Personal accounts are the general ledger account used by a person for his/her own needs. As its name suggests, this account is much different from those used for corporate or business use. Examples of personal accounts are capital accounts, salary accounts, drawings, etc.
If you receive something, you need to make a debit on your personal account. In contrast, credit is recorded on this account when you give something.
Also Read: How to check PPF account statement
Advantages of Following the Golden Rule of Accounting
There are various benefits of the Golden Rule of Accounting system. The following are some of these advantages:
- Records transactions efficiently
Since an organisation enters into numerous transactions on a regular basis, it becomes very difficult to remember every one of them. Thus, bookkeeping or maintaining an account of all transactions on a daily basis is an ideal way to maintain an accounting system.
- Profit and loss analysis
Recording transactions in the proper way helps an organisation maintain the accrued profit and loss (P/L) account at the end of a quarter or a particular period.
- Shows a firm’s financial position
Accurate and systematic bookkeeping helps to record financial data on a regular basis. Showing accurate financials is essential for a business to attract investors.
- Management of business
Maintaining regular transactions in a proper way helps an organisation to keep track of its present nominal accounts. By doing so, they can even maintain their future income and expenses.
- Records expenses
Keeping a systematic record of transactions helps a company in analysing unnecessary expenses that occurred over a particular period. Then, the company can formulate a plan to deal with such expenses.
- Comparative analysis
Recording daily transactions systematically help an organisation to do a comparative analysis of their performance in the following year and in recent times. Companies need to analyse and compare the year-on-year financials to be able to make better corporate decisions.
Difference between Debit and Credit in Accounting
The debit side only keeps records of those accounting transactions that either increase the asset account or decrease the liability account. On the contrary, the credit side records transactions that increase a liability account or decrease an asset account.
In accounting, the debit and credit entries are placed on the left and right sides, respectively. The capital decreases in the case of debit, whereas it increases when it comes to credit. Furthermore, the income and expenses decrease and increase in the case of debit and credit sides, respectively.
For every transaction, both the debit and credit accounts need to have a corresponding entry. Another essential rule of debit and credit is that the totals of debit and credit must always be equal to each other. This double system of entries in accounting makes it easy for businesses to balance their accounts.

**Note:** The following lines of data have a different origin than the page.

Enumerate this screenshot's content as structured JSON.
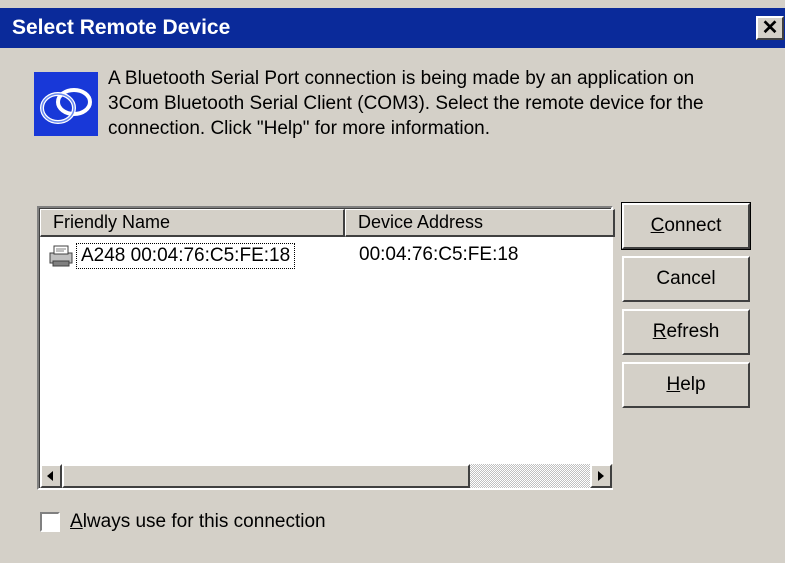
{
  "window": {
    "title": "Select Remote Device",
    "close_label": "✕"
  },
  "message": {
    "line1": "A Bluetooth Serial Port connection is being made by an application on",
    "line2": "3Com Bluetooth Serial Client (COM3).  Select the remote device for the",
    "line3": "connection.  Click \"Help\" for more information."
  },
  "list": {
    "columns": [
      "Friendly Name",
      "Device Address"
    ],
    "rows": [
      {
        "friendly_name": "A248 00:04:76:C5:FE:18",
        "device_address": "00:04:76:C5:FE:18",
        "icon": "printer-icon"
      }
    ]
  },
  "buttons": {
    "connect": {
      "first": "C",
      "rest": "onnect"
    },
    "cancel": "Cancel",
    "refresh": {
      "first": "R",
      "rest": "efresh"
    },
    "help": {
      "first": "H",
      "rest": "elp"
    }
  },
  "checkbox": {
    "first": "A",
    "rest": "lways use for this connection",
    "checked": false
  },
  "icons": {
    "logo": "bluetooth-logo-icon",
    "close": "close-icon"
  },
  "colors": {
    "titlebar": "#0a2a9a",
    "face": "#d4d0c8"
  }
}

Being a businessperson, you should have a sound idea of how debits and credits function to keep your accounting system in order. To understand the rules of debit and credit, you can go through the above sections. Proper use of debits and credits is vital, as they are necessary for financial statements like income statements, profit and loss accounts and balance sheets etc.

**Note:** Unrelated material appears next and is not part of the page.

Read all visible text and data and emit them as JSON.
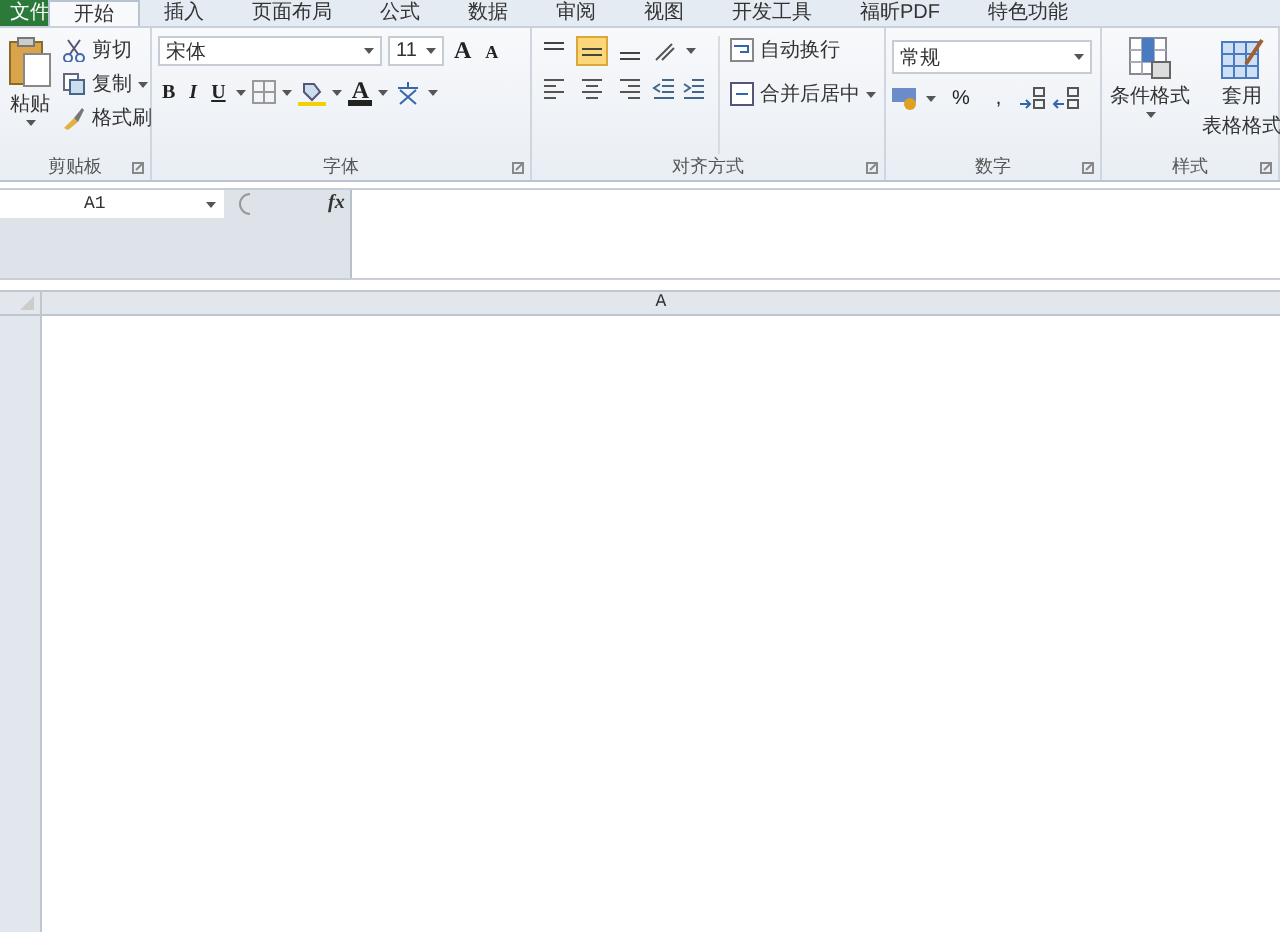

Frequently Asked Questions
How are debits and credits used?
Debit and credit balances show the values coming inside and going outside of a business. Even though they are equivalent to each other, they work in a reverse way. So, whenever you make a purchase or sell something, one account increases in value while the other decreases.

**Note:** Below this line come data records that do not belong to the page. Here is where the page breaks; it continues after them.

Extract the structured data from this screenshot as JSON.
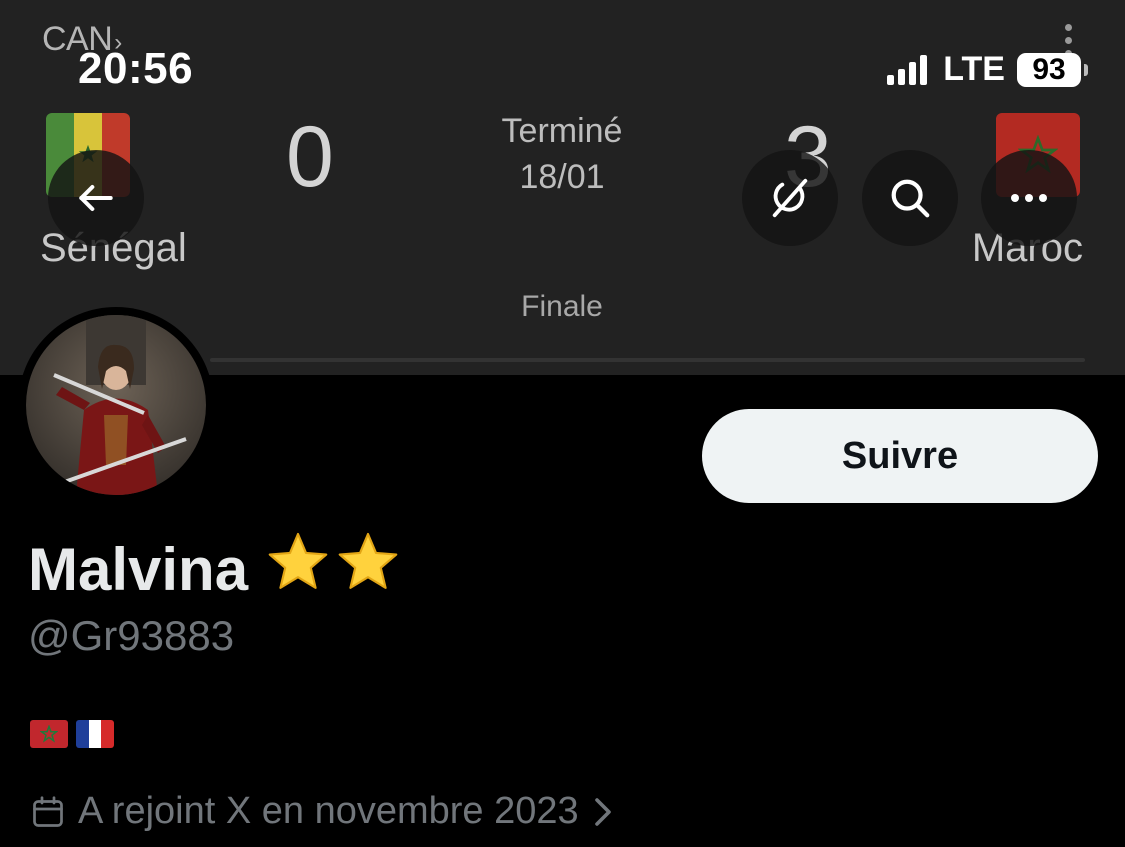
{
  "status_bar": {
    "time": "20:56",
    "network": "LTE",
    "battery": "93"
  },
  "banner": {
    "league": "CAN",
    "home_team": "Sénégal",
    "away_team": "Maroc",
    "home_score": "0",
    "away_score": "3",
    "status": "Terminé",
    "date": "18/01",
    "stage": "Finale"
  },
  "nav": {
    "back_icon": "arrow-left-icon",
    "grok_icon": "grok-icon",
    "search_icon": "search-icon",
    "more_icon": "more-horizontal-icon"
  },
  "profile": {
    "display_name": "Malvina",
    "name_badges": [
      "star-emoji",
      "star-emoji"
    ],
    "handle": "@Gr93883",
    "bio_emojis": [
      "flag-morocco",
      "flag-france"
    ],
    "joined": "A rejoint X en novembre 2023",
    "follow_label": "Suivre"
  },
  "colors": {
    "background": "#000000",
    "banner": "#222222",
    "follow_button_bg": "#eff3f4",
    "secondary_text": "#71767b"
  }
}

How many types of accounts are present in a general ledger?
The general ledger of an organisation consists of seven kinds of accounts appearing on their financial statements that include assets, liabilities, revenue, expenses, equity and profits and losses.
What is a T-chart in accounting?
‘T-chart’ or ‘T-account’ is the graphical representation of financial recordings which utilise the double-entry accounting system. In this, records in the general ledger are represented by a two-column chart, where all entries must match. This chart looks like the letter “T”, in which the left column shows debits and the right column shows the credits.